Anderson, J. S., Druzgal, T. J., Froehlich, A., DuBray, M. B., Lange, N., Alexander, A. L., & Lainhart, J. E. (2010). Decreased interhemispheric functional connectivity in autism. Cerebral cortex, 190.

Bengtsson, S.L., Nagy, Z., Skare, S., Forsman, L., Forssberg, H., Ullen, F. (2005). Extensive piano practicing has regionally specific effects on white matter development. Nature Neuroscience, 8, 1148-1150.

Miller, A. L., Rathus, J. H. & Linehan, M. M. (2007). Dialectical behavior therapy with suicidal adolescents. NY, NY: The Guilford Press.

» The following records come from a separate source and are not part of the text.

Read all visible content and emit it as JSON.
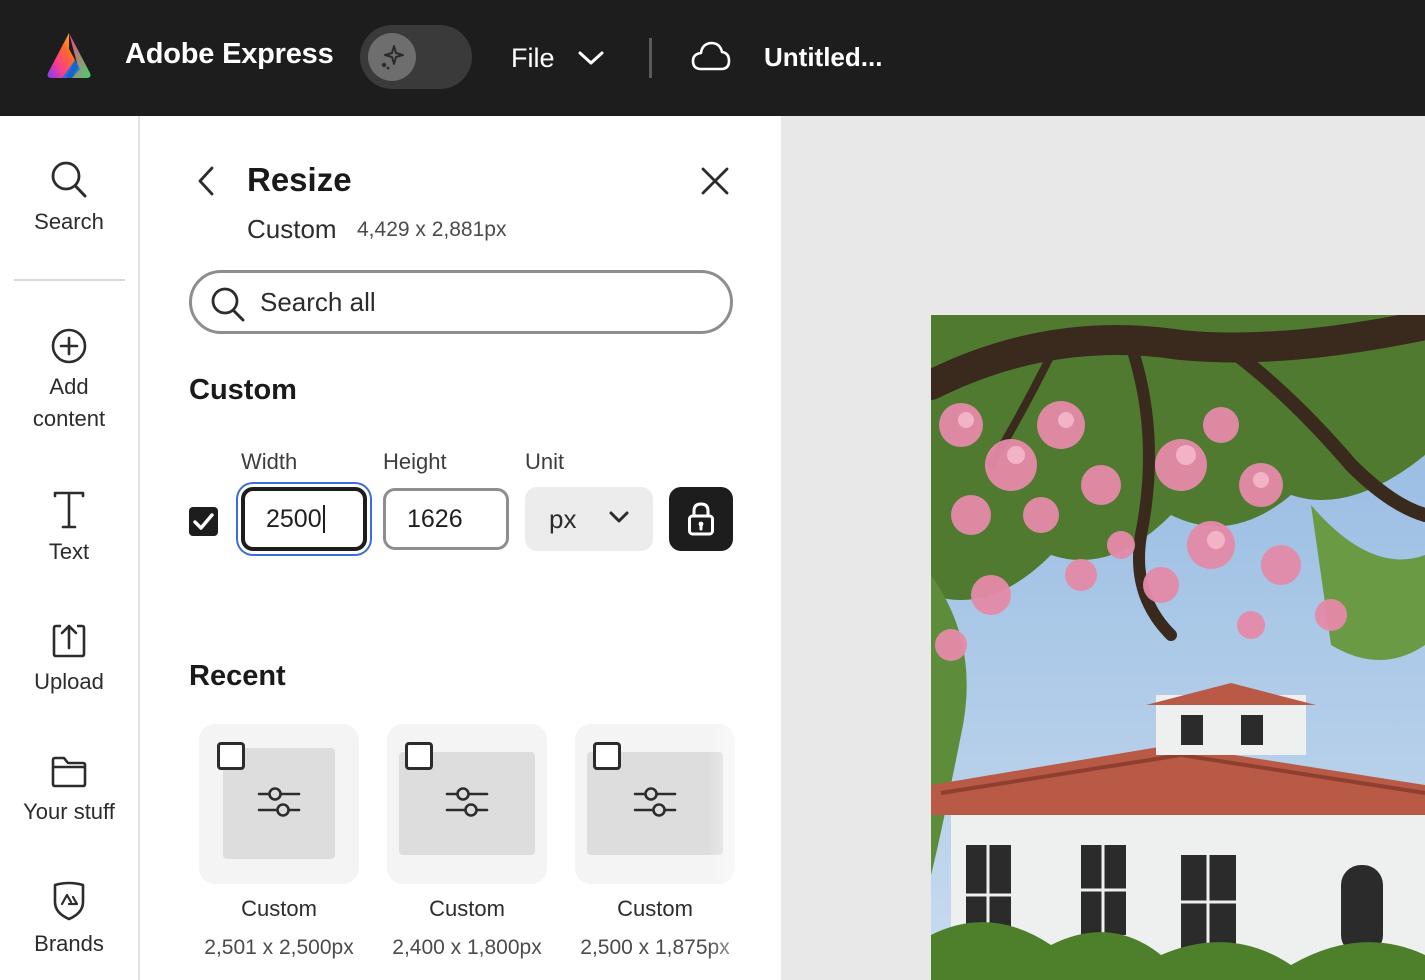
{
  "header": {
    "app_name": "Adobe Express",
    "file_label": "File",
    "doc_title": "Untitled...",
    "icons": [
      "adobe-express-logo",
      "magic-sparkle-icon",
      "chevron-down-icon",
      "cloud-icon"
    ]
  },
  "sidebar": {
    "items": [
      {
        "label": "Search",
        "icon": "search-icon"
      },
      {
        "label": "Add content",
        "icon": "plus-circle-icon"
      },
      {
        "label": "Text",
        "icon": "text-icon"
      },
      {
        "label": "Upload",
        "icon": "upload-icon"
      },
      {
        "label": "Your stuff",
        "icon": "folder-icon"
      },
      {
        "label": "Brands",
        "icon": "brand-shield-icon"
      }
    ],
    "add_content_line1": "Add",
    "add_content_line2": "content"
  },
  "panel": {
    "title": "Resize",
    "current_preset": "Custom",
    "current_size": "4,429 x 2,881px",
    "search_placeholder": "Search all",
    "custom_section": {
      "title": "Custom",
      "width_label": "Width",
      "width_value": "2500",
      "height_label": "Height",
      "height_value": "1626",
      "unit_label": "Unit",
      "unit_value": "px",
      "lock_checked": true,
      "aspect_locked": true
    },
    "recent_section": {
      "title": "Recent",
      "items": [
        {
          "label": "Custom",
          "size": "2,501 x 2,500px"
        },
        {
          "label": "Custom",
          "size": "2,400 x 1,800px"
        },
        {
          "label": "Custom",
          "size": "2,500 x 1,875px"
        }
      ]
    }
  },
  "colors": {
    "topbar": "#1d1d1d",
    "focus_ring": "#3e6cd8",
    "canvas_bg": "#e8e8e8"
  }
}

Pechtel, P., & Pizzagalli, D. A. (2011). Effects of early life stress on cognitive and affective function: an integrated review of human literature. Psychopharmacology, 214(1), 55-70.

Riggs, N. R., Greenberg, M. T., Kusche, C. A., Pentz, M. A. (2006). The mediational role of neurocognition in the behavioral outcomes of a social-emotional prevention program in elementary school students: Effects of the PATHS curriculum.   Prevention Science, 7(1), 91-102.

Shobe, E. R. (2014). Independent and collaborative contributions of the cerebral hemispheres to emotional processing. Frontiers in human neuroscience, 8.

Sun, F. T., Miller, L. M., Rao, A. A., Esposito, M. D. (2007). Functional connectivity of cortical networks involved in bimanual motor sequence learning. Cerebral Cortex, 17(5), 1227-1234.